• _Exercise_: Each entry must appear again exactly as it does in the source.
:: Source information ::
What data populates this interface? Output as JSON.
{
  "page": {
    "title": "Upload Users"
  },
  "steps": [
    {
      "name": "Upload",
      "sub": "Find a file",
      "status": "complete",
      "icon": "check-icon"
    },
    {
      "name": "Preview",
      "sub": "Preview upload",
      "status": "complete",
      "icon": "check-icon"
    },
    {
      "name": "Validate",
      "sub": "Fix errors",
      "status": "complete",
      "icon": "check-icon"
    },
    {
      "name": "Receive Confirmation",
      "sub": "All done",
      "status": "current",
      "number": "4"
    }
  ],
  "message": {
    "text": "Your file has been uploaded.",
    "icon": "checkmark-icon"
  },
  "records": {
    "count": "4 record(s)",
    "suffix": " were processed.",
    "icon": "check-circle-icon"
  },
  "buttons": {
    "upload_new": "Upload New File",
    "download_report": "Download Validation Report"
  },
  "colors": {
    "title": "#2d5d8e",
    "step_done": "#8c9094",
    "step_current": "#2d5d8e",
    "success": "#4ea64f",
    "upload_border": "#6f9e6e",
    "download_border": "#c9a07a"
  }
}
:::
• _Answer space_:
What data populates this interface? Output as JSON.
{
  "page": {
    "title": "Upload Users"
  },
  "steps": [
    {
      "name": "Upload",
      "sub": "Find a file",
      "status": "complete",
      "icon": "check-icon"
    },
    {
      "name": "Preview",
      "sub": "Preview upload",
      "status": "complete",
      "icon": "check-icon"
    },
    {
      "name": "Validate",
      "sub": "Fix errors",
      "status": "complete",
      "icon": "check-icon"
    },
    {
      "name": "Receive Confirmation",
      "sub": "All done",
      "status": "current",
      "number": "4"
    }
  ],
  "message": {
    "text": "Your file has been uploaded.",
    "icon": "checkmark-icon"
  },
  "records": {
    "count": "4 record(s)",
    "suffix": " were processed.",
    "icon": "check-circle-icon"
  },
  "buttons": {
    "upload_new": "Upload New File",
    "download_report": "Download Validation Report"
  },
  "colors": {
    "title": "#2d5d8e",
    "step_done": "#8c9094",
    "step_current": "#2d5d8e",
    "success": "#4ea64f",
    "upload_border": "#6f9e6e",
    "download_border": "#c9a07a"
  }
}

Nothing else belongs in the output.